**Your goal**
Could you find each line of the data below that contains the word "человек" and copy those lines?

**Page and application data records**

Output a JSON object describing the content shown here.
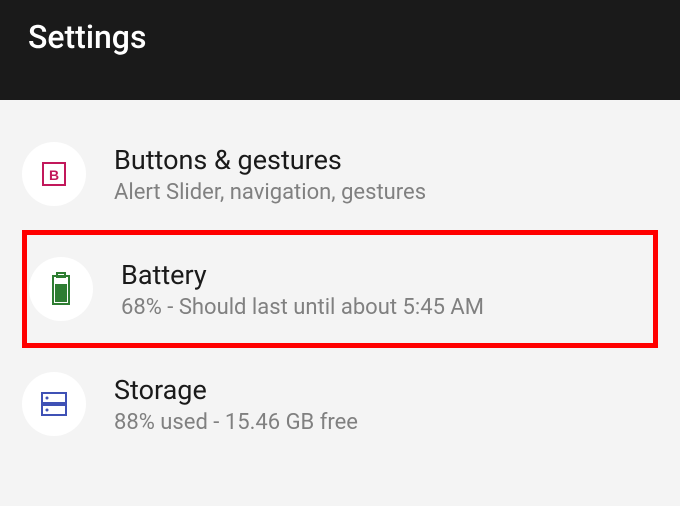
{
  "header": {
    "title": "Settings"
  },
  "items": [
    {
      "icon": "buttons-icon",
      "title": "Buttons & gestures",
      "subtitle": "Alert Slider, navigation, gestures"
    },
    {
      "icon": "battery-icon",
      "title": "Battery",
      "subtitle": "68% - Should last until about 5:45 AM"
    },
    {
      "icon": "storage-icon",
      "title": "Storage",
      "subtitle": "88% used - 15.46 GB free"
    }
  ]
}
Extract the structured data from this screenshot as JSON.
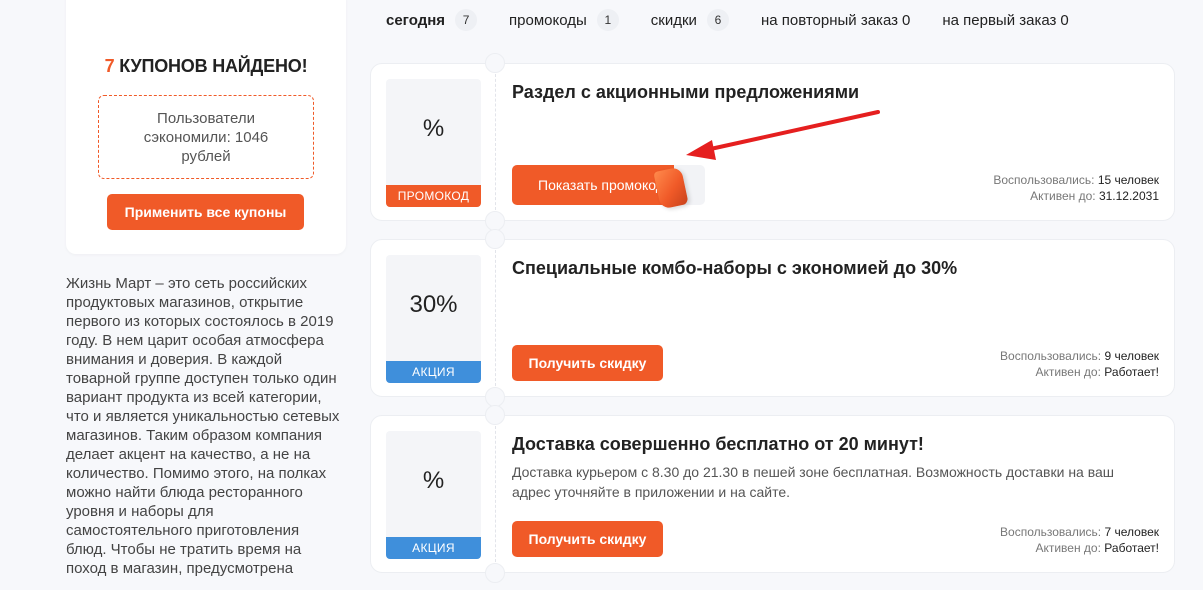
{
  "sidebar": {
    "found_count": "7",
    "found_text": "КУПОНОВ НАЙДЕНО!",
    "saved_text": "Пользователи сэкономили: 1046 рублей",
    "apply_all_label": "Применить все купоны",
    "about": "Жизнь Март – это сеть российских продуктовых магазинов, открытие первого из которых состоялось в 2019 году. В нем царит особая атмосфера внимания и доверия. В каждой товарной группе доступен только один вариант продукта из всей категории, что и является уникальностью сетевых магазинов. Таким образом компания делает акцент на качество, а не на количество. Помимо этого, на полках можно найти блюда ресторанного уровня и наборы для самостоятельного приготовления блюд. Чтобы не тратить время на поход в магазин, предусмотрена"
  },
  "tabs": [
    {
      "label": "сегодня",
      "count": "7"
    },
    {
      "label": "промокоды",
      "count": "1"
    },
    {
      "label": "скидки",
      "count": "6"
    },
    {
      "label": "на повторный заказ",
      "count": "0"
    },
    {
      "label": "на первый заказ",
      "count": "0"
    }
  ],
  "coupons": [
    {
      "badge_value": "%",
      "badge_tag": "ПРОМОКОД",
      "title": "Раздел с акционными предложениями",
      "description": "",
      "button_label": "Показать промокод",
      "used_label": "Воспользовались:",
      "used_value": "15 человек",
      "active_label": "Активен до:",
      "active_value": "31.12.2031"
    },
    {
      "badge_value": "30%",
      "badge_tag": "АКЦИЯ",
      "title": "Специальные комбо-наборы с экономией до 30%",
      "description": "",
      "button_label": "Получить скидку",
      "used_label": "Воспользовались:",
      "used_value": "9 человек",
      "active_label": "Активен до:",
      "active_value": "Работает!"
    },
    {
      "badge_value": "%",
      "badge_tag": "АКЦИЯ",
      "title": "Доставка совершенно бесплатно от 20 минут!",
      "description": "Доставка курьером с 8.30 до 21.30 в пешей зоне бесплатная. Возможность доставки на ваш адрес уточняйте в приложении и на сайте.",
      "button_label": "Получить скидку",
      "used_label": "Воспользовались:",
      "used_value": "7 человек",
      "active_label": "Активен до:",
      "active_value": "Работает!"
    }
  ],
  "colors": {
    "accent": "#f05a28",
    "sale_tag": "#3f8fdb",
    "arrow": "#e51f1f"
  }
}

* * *

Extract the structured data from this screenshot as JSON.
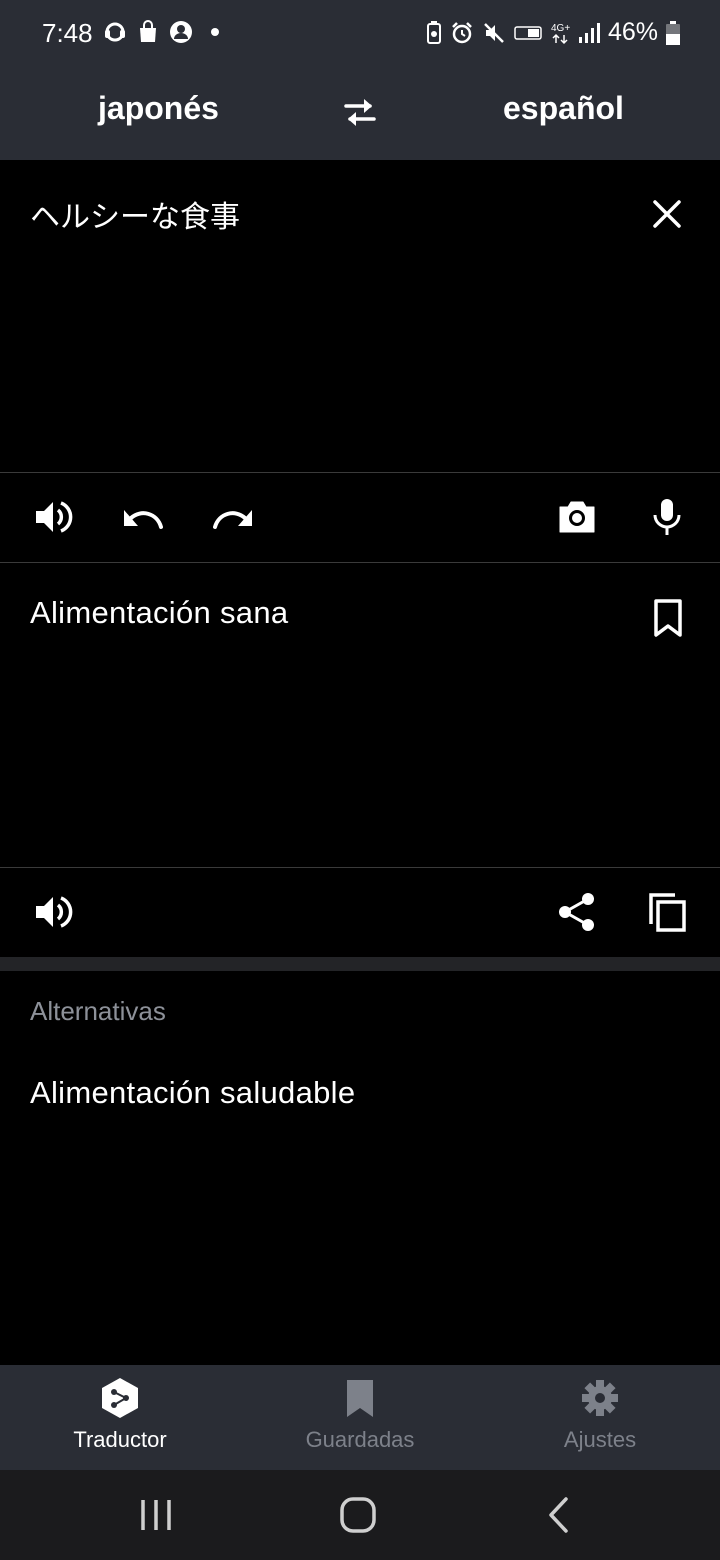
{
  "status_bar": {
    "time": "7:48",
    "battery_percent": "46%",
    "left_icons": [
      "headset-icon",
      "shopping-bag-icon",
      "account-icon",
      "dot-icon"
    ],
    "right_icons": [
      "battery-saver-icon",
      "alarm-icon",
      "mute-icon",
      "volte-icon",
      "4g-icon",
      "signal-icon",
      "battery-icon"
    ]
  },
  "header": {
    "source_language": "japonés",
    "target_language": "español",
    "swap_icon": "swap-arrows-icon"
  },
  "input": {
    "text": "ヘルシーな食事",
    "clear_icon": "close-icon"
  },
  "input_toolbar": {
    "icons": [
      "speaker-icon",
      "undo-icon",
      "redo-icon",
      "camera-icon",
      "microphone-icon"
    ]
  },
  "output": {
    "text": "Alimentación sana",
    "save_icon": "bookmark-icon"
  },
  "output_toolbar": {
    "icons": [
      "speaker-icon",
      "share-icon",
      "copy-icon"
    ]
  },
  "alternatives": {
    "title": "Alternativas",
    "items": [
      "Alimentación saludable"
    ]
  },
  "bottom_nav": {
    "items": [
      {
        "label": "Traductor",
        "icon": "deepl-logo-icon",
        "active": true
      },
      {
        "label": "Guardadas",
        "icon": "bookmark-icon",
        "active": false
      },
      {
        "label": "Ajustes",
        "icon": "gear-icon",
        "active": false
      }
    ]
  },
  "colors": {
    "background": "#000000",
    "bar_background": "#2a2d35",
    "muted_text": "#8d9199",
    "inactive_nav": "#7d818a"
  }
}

**Solution below**
      "used_value": "15 человек",
      "used_value": "9 человек",
      "used_value": "7 человек",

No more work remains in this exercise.